He recently interviewed Brett Hurt of Bazaarvoice. They talked about analytics and whether customers are more likely to buy a product if the website selling that product allows customer reviews. When Brett started looking at this three years ago, only five retailers in the US had product reviews. Amazon was one of the pioneers.
What did he find?
People who clicked on the review tab were 92% more likely to buy than people who didn’t – consumers trust sites that offer reviews.
Lots of retailers will say they don’t want to have reviews on their site because bad reviews will hurt their brand.
“Not true”, said Brett. “Even low ratings give a higher propensity to buy – again, because it becomes an environment consumers can trust. If a customer only sees 4 and 5 star reviews, the chances of them buying are much lower than if they also see a 1 or 2 star review.
“Not all 1 or 2 star ratings will have meaning to them. If they’re buying their first digital camera, and want a “point and shoot”, they won’t be as concerned about what a professional photographer has to say about the advanced settings.
Bad reviews will help your brand – it shows you have so much confidence in your product you can handle the negative.

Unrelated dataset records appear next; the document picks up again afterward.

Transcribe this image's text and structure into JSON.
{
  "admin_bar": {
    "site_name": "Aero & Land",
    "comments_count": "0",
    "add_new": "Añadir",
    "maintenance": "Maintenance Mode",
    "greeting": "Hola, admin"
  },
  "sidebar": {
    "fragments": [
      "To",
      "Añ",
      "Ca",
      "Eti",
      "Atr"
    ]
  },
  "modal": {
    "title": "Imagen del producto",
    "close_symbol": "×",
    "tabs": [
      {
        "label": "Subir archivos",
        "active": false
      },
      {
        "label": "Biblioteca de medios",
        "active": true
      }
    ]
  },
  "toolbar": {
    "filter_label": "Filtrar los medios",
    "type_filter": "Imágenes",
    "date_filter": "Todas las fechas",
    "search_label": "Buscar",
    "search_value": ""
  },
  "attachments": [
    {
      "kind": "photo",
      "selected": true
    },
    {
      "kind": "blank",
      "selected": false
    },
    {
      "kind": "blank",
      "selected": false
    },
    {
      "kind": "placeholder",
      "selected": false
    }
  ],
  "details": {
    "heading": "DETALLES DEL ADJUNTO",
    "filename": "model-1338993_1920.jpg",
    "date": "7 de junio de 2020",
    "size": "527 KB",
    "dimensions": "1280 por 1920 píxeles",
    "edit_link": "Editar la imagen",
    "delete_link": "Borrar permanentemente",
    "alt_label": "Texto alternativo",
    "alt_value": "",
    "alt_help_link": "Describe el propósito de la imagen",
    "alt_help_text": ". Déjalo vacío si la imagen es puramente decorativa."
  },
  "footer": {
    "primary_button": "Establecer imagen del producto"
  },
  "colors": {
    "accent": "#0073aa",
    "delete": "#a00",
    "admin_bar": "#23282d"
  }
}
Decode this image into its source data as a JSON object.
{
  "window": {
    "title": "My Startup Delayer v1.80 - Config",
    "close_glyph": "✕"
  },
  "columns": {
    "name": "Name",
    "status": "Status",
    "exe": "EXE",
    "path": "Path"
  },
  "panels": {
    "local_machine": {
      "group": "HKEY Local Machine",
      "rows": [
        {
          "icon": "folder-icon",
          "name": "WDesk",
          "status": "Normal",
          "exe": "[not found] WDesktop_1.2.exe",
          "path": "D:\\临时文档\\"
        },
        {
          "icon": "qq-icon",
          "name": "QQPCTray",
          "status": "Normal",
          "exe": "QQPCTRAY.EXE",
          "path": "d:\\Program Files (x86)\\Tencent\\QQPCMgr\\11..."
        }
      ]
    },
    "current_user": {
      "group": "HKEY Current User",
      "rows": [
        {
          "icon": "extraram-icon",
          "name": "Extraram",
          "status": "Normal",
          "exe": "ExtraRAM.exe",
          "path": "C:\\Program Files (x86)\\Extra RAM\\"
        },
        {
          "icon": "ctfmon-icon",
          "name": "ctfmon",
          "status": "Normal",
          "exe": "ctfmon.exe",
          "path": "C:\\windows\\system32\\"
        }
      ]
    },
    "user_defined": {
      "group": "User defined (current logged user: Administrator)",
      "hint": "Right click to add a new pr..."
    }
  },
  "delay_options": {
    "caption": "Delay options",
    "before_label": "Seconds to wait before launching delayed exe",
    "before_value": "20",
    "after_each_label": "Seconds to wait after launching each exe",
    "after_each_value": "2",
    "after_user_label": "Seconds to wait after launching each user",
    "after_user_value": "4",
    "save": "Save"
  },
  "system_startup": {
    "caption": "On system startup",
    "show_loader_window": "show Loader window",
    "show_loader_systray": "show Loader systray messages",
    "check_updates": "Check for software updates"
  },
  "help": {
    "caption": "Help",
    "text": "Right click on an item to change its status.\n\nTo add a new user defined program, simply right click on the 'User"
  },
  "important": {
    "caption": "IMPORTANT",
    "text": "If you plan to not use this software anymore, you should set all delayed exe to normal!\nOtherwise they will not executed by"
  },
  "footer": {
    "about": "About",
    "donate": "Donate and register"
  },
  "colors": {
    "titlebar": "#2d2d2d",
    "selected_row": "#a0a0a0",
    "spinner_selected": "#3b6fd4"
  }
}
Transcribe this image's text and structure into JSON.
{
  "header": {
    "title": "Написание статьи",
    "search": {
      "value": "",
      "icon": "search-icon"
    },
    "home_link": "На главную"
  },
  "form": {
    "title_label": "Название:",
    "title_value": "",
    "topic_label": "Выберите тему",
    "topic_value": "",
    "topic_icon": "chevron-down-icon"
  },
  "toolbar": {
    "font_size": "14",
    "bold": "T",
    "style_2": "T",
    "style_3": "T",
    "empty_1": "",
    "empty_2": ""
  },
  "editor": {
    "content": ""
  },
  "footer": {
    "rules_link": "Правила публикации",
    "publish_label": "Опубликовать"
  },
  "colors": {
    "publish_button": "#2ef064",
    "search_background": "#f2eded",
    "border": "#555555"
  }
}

There’s also a direct relationship between the number of reviews a product will get and the return rate – products with 50 or more reviews have far fewer returns. Why? People go in with more realistic expectations about a product if they’ve read the reviews.
And in real life, people talk to each other all the time about different products. It’s not that different online.